:: Identifies that tens of millions of people have suffered or been subjected to serious injury due to the ongoing humanitarian crisis created by the regime. This includes reports, such as by the United Nations, which found 7 million people in need and more than 100,000 children under age 5 affected by severe acute malnutrition. One NGO with a strong local presence reported that 52 of 100 children served have nutritional deficits and 24 percent of pregnant women were malnourished. In major cities, shortages of essential drugs have ranged from 60 to 100 percent. And with low vaccination rates and limited drugs, there have been outbreaks of measles and diphtheria and at least 400,000 cases of malaria, the highest in Latin America, with almost 1,000 reportedly dead because of a lack of anti-malaria medication.
:: Identifies 724 instances of enforced disappearance in 2018 and 2019.
:: Identifies 653 documented cases of torture since 2014.
Identifies that rape and sexual violence have been weaponized by the regime, including as a method of torture.
:: Highlights the failure of the Prosecutor of the ICC to conduct her preliminary examination expeditiously and to open an investigation despite overwhelming evidence of crimes within the Court’s jurisdiction.
:: Recommends the Prosecutor proceed as rapidly as possible to open an investigation into the situation in Venezuela and, in the meantime, request immediate, full, and open access to Venezuela, issue a detailed public statement about the deteriorating situation in Venezuela, and highlight the true scope and severity of the situation in Venezuela in her forthcoming “2020 Report on Preliminary Examination Activities.”

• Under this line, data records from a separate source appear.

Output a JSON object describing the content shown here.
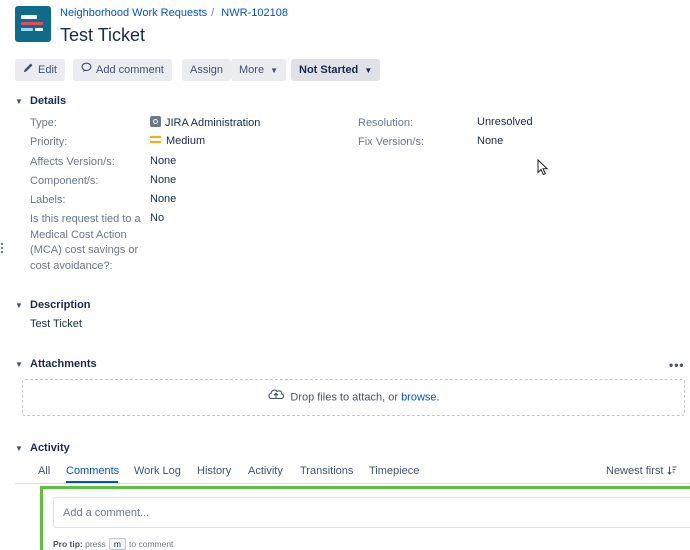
{
  "header": {
    "project_name": "Neighborhood Work Requests",
    "breadcrumb_separator": "/",
    "issue_key": "NWR-102108",
    "title": "Test Ticket"
  },
  "toolbar": {
    "edit": "Edit",
    "add_comment": "Add comment",
    "assign": "Assign",
    "more": "More",
    "status": "Not Started"
  },
  "details": {
    "heading": "Details",
    "left": [
      {
        "label": "Type:",
        "value": "JIRA Administration",
        "icon": "issuetype-icon"
      },
      {
        "label": "Priority:",
        "value": "Medium",
        "icon": "priority-medium-icon"
      },
      {
        "label": "Affects Version/s:",
        "value": "None"
      },
      {
        "label": "Component/s:",
        "value": "None"
      },
      {
        "label": "Labels:",
        "value": "None"
      },
      {
        "label": "Is this request tied to a Medical Cost Action (MCA) cost savings or cost avoidance?:",
        "value": "No"
      }
    ],
    "right": [
      {
        "label": "Resolution:",
        "value": "Unresolved"
      },
      {
        "label": "Fix Version/s:",
        "value": "None"
      }
    ]
  },
  "description": {
    "heading": "Description",
    "text": "Test Ticket"
  },
  "attachments": {
    "heading": "Attachments",
    "more": "•••",
    "drop_text": "Drop files to attach, or",
    "browse": "browse."
  },
  "activity": {
    "heading": "Activity",
    "tabs": [
      "All",
      "Comments",
      "Work Log",
      "History",
      "Activity",
      "Transitions",
      "Timepiece"
    ],
    "active_tab": "Comments",
    "sort": "Newest first",
    "comment_placeholder": "Add a comment...",
    "protip_label": "Pro tip:",
    "protip_pre": "press",
    "protip_key": "m",
    "protip_post": "to comment"
  },
  "colors": {
    "link": "#0052cc",
    "highlight": "#5fbf3f",
    "priority_medium": "#ffab00",
    "project_avatar": "#0f6b8a"
  }
}
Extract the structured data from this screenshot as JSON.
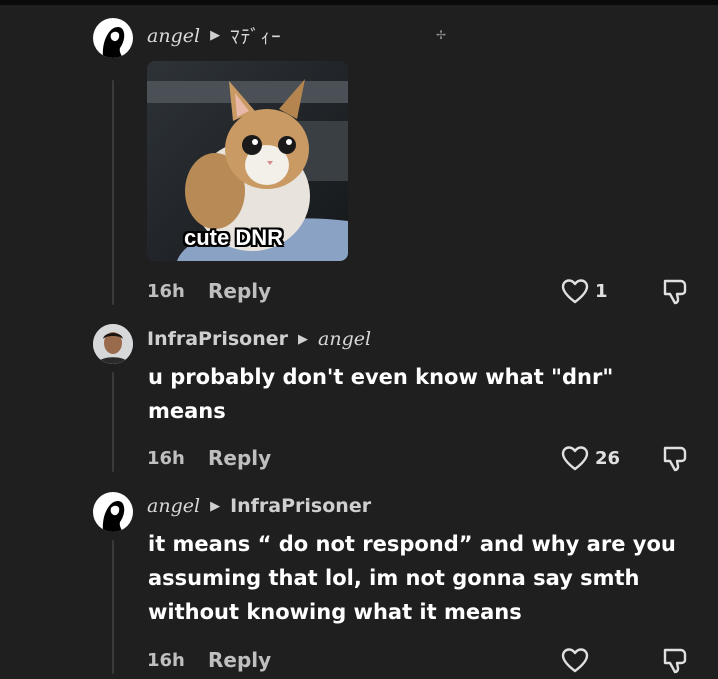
{
  "comments": [
    {
      "author": "angel",
      "reply_to": "ﾏﾃﾞｨｰ",
      "sticker_caption": "cute DNR",
      "time": "16h",
      "reply_label": "Reply",
      "likes": "1"
    },
    {
      "author": "InfraPrisoner",
      "reply_to": "angel",
      "text_line1": "u probably don't even know what \"dnr\"",
      "text_line2": "means",
      "time": "16h",
      "reply_label": "Reply",
      "likes": "26"
    },
    {
      "author": "angel",
      "reply_to": "InfraPrisoner",
      "text_line1": "it means “ do not respond” and why are you",
      "text_line2": "assuming that lol, im not gonna say smth",
      "text_line3": "without knowing what it means",
      "time": "16h",
      "reply_label": "Reply",
      "likes": ""
    }
  ],
  "icons": {
    "like": "heart-outline-icon",
    "dislike": "thumbs-down-icon",
    "reply_arrow": "right-triangle-icon",
    "sparkle": "sparkle-icon"
  },
  "colors": {
    "background": "#1f1f1f",
    "text": "#ffffff",
    "muted": "#bfbfbf"
  }
}
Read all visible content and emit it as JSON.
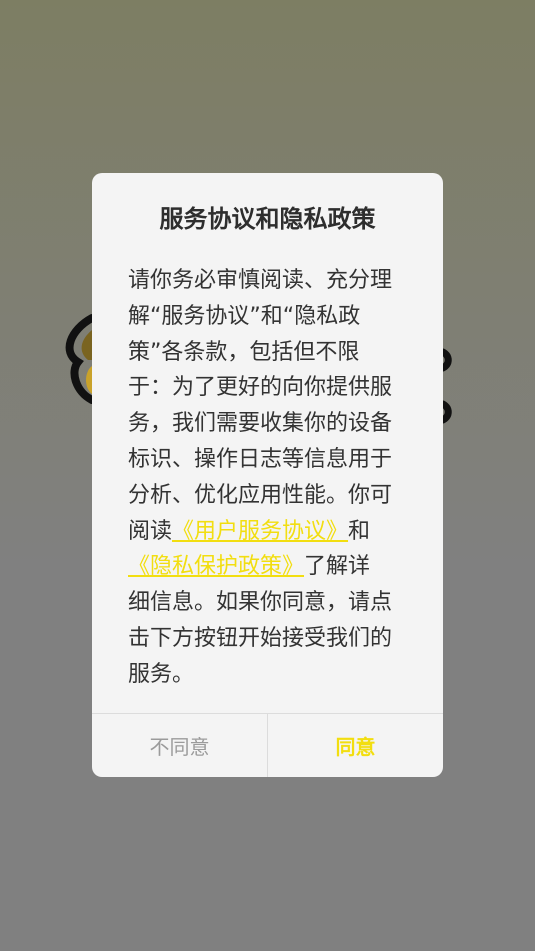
{
  "dialog": {
    "title": "服务协议和隐私政策",
    "body_before_links": "请你务必审慎阅读、充分理解“服务协议”和“隐私政策”各条款，包括但不限于：为了更好的向你提供服务，我们需要收集你的设备标识、操作日志等信息用于分析、优化应用性能。你可阅读",
    "user_agreement_link": "《用户服务协议》",
    "conjunction": "和",
    "privacy_policy_link": "《隐私保护政策》",
    "body_after_links": "了解详细信息。如果你同意，请点击下方按钮开始接受我们的服务。",
    "disagree_label": "不同意",
    "agree_label": "同意"
  },
  "colors": {
    "accent": "#f2de10",
    "overlay": "#808080",
    "dialog_bg": "#f4f4f4",
    "muted_text": "#9b9b9b"
  }
}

The report also presents alleged crimes that were not part of the 2018 report, including intentionally committed “inhumane acts” that have resulted in great suffering or death. These include actions by the Maduro regime that have facilitated and prolonged Venezuela’s worsening humanitarian disaster.

Government institutions, including the security forces and the Judiciary, have been used as weapons against its citizens. For the people of Venezuela, the rule of law domestically no longer exists. For members of the regime, the State empowers them to operate with total impunity. The pursuit of international justice is the only recourse left.

The Secretary General of the Organization of American States, Luis Almagro, said “the Venezuelan regime has been allowed to operate with impunity. Every day of inaction from the international community increases the suffering of the Venezuela people. We call on the Prosecutor of the International Criminal Court to take action and show the world that crimes against humanity will not go unpunished.”…